## Required work:
The lines to be copied are those below that contain "title".

## Extracted data:
══════════════════════════════
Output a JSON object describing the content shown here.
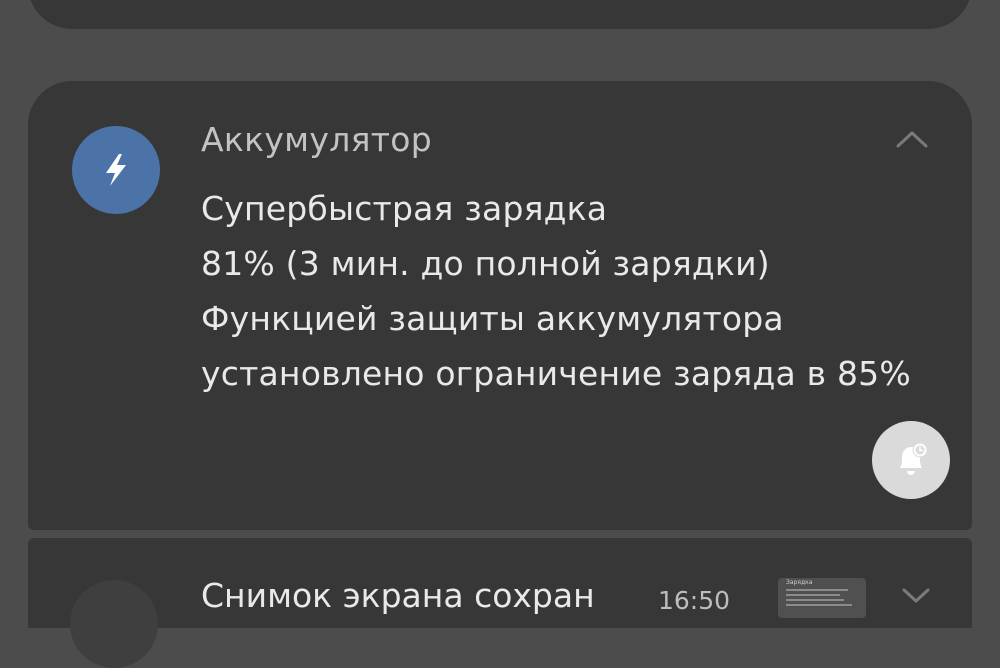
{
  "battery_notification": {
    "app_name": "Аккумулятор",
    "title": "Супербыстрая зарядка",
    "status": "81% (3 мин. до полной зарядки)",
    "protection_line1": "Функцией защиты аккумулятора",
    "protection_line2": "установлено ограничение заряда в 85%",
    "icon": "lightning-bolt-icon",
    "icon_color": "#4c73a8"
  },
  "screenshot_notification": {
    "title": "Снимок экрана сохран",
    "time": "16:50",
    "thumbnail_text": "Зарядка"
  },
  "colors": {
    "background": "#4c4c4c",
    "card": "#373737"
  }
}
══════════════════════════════
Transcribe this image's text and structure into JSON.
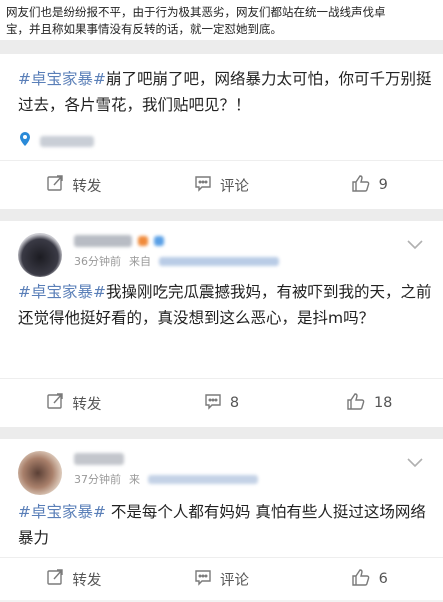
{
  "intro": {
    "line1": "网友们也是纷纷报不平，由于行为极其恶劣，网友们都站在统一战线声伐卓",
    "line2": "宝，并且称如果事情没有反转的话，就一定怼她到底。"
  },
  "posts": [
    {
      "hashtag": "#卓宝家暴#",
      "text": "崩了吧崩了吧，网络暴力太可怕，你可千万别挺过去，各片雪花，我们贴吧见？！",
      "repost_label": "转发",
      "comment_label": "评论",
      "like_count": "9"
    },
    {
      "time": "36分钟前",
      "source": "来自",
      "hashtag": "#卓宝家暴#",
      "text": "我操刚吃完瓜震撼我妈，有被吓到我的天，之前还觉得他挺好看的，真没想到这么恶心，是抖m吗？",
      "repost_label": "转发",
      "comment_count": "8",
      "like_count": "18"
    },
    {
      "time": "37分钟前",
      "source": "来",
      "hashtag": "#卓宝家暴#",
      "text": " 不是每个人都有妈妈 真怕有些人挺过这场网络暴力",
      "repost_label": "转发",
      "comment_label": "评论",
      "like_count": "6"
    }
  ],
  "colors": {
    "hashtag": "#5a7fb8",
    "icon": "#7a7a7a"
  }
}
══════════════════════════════
## Answer below:
    "title": "Супербыстрая зарядка",
    "title": "Снимок экрана сохран",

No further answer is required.